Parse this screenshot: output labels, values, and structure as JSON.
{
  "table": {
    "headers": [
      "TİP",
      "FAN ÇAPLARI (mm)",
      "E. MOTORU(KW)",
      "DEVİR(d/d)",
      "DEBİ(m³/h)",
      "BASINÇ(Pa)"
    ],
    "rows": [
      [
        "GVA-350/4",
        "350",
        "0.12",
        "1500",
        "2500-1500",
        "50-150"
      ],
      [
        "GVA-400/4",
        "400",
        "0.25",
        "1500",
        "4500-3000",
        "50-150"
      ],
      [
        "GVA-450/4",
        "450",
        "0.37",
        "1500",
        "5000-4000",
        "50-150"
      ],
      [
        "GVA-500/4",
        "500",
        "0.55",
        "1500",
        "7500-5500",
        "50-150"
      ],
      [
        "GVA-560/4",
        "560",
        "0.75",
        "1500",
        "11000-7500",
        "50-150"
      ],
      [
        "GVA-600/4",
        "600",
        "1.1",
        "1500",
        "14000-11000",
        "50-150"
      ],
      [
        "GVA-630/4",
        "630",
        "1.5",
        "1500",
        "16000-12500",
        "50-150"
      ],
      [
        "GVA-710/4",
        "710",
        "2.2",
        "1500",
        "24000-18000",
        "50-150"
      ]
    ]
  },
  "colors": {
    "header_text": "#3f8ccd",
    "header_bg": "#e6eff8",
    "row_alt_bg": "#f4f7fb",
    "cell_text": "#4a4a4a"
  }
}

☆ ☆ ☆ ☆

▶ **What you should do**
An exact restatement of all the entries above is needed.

▶ **Response for this exercise**
Parse this screenshot: output labels, values, and structure as JSON.
{
  "table": {
    "headers": [
      "TİP",
      "FAN ÇAPLARI (mm)",
      "E. MOTORU(KW)",
      "DEVİR(d/d)",
      "DEBİ(m³/h)",
      "BASINÇ(Pa)"
    ],
    "rows": [
      [
        "GVA-350/4",
        "350",
        "0.12",
        "1500",
        "2500-1500",
        "50-150"
      ],
      [
        "GVA-400/4",
        "400",
        "0.25",
        "1500",
        "4500-3000",
        "50-150"
      ],
      [
        "GVA-450/4",
        "450",
        "0.37",
        "1500",
        "5000-4000",
        "50-150"
      ],
      [
        "GVA-500/4",
        "500",
        "0.55",
        "1500",
        "7500-5500",
        "50-150"
      ],
      [
        "GVA-560/4",
        "560",
        "0.75",
        "1500",
        "11000-7500",
        "50-150"
      ],
      [
        "GVA-600/4",
        "600",
        "1.1",
        "1500",
        "14000-11000",
        "50-150"
      ],
      [
        "GVA-630/4",
        "630",
        "1.5",
        "1500",
        "16000-12500",
        "50-150"
      ],
      [
        "GVA-710/4",
        "710",
        "2.2",
        "1500",
        "24000-18000",
        "50-150"
      ]
    ]
  },
  "colors": {
    "header_text": "#3f8ccd",
    "header_bg": "#e6eff8",
    "row_alt_bg": "#f4f7fb",
    "cell_text": "#4a4a4a"
  }
}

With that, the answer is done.